▸ **DATA SHOWN**:
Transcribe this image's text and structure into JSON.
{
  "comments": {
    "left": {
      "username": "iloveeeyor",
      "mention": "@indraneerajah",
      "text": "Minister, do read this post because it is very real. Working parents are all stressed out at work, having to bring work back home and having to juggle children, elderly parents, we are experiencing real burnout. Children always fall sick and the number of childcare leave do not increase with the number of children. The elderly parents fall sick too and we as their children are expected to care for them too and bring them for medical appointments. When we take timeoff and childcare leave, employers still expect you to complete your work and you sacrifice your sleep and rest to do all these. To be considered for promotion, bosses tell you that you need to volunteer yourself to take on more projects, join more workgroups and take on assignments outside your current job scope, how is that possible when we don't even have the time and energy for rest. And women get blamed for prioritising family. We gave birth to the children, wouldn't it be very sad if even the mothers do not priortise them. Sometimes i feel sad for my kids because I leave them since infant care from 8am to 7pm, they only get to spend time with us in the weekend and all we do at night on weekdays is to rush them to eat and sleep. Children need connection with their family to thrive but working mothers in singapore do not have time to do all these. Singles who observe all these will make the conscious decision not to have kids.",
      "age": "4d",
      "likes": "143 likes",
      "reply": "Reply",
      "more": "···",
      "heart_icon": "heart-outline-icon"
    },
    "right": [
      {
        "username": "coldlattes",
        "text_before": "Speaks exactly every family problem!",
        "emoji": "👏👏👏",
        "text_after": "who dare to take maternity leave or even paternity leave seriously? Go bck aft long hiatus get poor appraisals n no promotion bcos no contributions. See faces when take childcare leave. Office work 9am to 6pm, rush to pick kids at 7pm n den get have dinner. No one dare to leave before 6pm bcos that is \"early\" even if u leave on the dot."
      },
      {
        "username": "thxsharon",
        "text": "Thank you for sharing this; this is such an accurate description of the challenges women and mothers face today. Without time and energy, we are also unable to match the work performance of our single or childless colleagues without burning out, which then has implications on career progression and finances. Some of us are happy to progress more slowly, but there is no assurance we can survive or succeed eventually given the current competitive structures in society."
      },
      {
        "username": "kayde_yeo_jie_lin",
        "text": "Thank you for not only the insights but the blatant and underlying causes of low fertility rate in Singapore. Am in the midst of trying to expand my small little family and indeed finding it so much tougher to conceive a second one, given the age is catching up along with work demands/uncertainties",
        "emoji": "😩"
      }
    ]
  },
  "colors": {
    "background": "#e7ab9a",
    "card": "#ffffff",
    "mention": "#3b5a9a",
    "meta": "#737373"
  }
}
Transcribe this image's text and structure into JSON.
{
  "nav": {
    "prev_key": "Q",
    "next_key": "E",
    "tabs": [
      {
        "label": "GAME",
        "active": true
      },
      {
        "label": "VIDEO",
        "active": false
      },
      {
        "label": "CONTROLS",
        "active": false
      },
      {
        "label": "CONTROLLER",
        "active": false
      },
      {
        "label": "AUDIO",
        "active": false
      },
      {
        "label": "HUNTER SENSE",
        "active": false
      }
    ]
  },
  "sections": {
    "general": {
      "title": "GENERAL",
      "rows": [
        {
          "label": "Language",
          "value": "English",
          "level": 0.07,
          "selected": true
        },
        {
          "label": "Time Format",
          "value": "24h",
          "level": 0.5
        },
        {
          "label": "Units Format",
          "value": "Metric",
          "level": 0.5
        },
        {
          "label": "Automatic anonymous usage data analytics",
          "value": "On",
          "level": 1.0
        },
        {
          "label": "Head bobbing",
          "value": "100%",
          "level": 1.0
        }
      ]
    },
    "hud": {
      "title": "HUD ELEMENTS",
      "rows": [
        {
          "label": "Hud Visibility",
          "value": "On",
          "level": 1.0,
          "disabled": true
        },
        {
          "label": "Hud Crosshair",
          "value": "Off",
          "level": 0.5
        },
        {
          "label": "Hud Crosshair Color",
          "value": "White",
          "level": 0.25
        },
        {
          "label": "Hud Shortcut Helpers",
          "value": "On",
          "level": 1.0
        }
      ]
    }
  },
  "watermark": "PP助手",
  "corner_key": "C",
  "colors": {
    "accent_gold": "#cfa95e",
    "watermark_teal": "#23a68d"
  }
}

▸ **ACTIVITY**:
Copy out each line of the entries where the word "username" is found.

▸ **OUTPUT FOR THIS TASK**:
      "username": "iloveeeyor",
        "username": "coldlattes",
        "username": "thxsharon",
        "username": "kayde_yeo_jie_lin",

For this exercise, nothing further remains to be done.